The York County School Division is looking into starting the school day a little later for high school students in response to research that shows that teenagers function better when allowed to naturally go to sleep and wake up later than the school schedule now reflects. School Board Member Cindy Kirschke brought the issue to school officials in February and subsequent research by the operations department took place to determine what the implications for the “day-to-day” would be for schools.
Under the current schedule for the York County School Division:
- The high school day is from 7:20 a.m. to 2:05 p.m.
- The middle school day is from 8 a.m. to 2:45 p.m. or from 8:05 a.m. to 2:50 p.m.
- The elementary school day is from 8:45 a.m. to 3:21 p.m. or from 9 a.m. to 3:36 p.m.
Under the first later schedule being considered by the school board, all elementary schools would start at 7:50 a.m. and end at 2:26 p.m. High schools would start at about 8:30 a.m. and go until a little after 3 p.m. and middle schools would go from about 9 a.m. to 4 p.m.
Under the second option, high school students would start class at 7:50 a.m. and go until 2:35 p.m., elementary students would start their day at 8:30 a.m. or 8:45 a.m. and be in class until 3:06 p.m. or 3:21 p.m. Middle school students would go to school from 9:25 a.m. to 4:10 p.m.
Chief Operating Officer Carl James said Monday night that, after looking into after-school activities, the option would have mixed implications in child care, opportunities for students to take part in programs at the New Horizons Regional Education Center and athletics.
He said both options could free up the need for child care for elementary kids in the morning but make it more likely in the afternoon.
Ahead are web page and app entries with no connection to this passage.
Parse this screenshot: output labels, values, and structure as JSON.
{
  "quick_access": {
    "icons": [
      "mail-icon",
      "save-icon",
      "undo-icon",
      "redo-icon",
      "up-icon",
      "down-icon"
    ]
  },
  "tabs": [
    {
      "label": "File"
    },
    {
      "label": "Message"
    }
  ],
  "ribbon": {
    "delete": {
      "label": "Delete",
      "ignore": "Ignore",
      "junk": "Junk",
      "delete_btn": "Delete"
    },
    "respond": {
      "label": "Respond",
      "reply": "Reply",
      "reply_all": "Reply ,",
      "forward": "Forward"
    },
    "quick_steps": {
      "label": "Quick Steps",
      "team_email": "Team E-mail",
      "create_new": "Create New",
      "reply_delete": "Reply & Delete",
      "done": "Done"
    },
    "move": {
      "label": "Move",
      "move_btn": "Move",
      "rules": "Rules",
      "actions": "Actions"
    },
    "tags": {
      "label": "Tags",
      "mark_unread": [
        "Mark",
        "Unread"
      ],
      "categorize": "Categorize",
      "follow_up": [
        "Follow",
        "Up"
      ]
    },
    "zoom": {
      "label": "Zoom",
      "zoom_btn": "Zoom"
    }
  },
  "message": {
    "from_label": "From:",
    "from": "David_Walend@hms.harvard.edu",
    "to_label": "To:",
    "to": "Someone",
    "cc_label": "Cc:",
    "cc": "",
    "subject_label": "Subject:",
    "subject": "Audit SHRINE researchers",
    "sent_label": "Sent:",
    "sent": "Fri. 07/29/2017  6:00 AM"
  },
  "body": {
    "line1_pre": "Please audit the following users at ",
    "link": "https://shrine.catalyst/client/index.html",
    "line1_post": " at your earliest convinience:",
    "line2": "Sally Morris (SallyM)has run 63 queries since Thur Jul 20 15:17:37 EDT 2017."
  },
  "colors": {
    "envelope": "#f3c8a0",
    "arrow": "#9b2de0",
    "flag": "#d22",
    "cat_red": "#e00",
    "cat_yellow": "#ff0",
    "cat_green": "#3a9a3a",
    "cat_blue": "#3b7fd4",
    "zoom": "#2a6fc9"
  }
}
High school students might be home and available for sibling care under the first option but would not under the second.
James also said the amount of credits that can be earned by students participating in morning New Horizons programs would not be affected but it could shortchange afternoon Career and Technical students on how many credits they’re able to earn. It’s something he suggested fixing with an optional early block class for students looking for an extra credit.
Both Board Member Mark Medford and Chairwoman Barbara Haywood wanted to know how much the extra block would cost the division, a factor that James said is still unknown but could be cost-neutral.
James’ report also showed, under the first option, middle school students might be prevented from dual participation in middle school and junior varsity sports, something about 150 students do right now. Both later schedules could also have a large impact on athletics at Grafton High and Grafton Middle. The two schools share the complex and its athletic facilities and depend on the current schedule to plan their practices.
In September, citizens showed up at a school board meeting to speak in favor of starting school later, a few saying their children were not getting enough sleep. Board members have been split on going to a later schedule because it is unknown how it would affect bus schedules and after–school activities like high school athletics.
The Board will continue to explore the start time options by holding student focus groups and parent information nights beginning in March. Surveys of parents and staff will be conducted at a later date.
“I don’t know what this board will decide, but I’m so thankful that you’re looking into this,” Kirschke said. “This is a health issue.”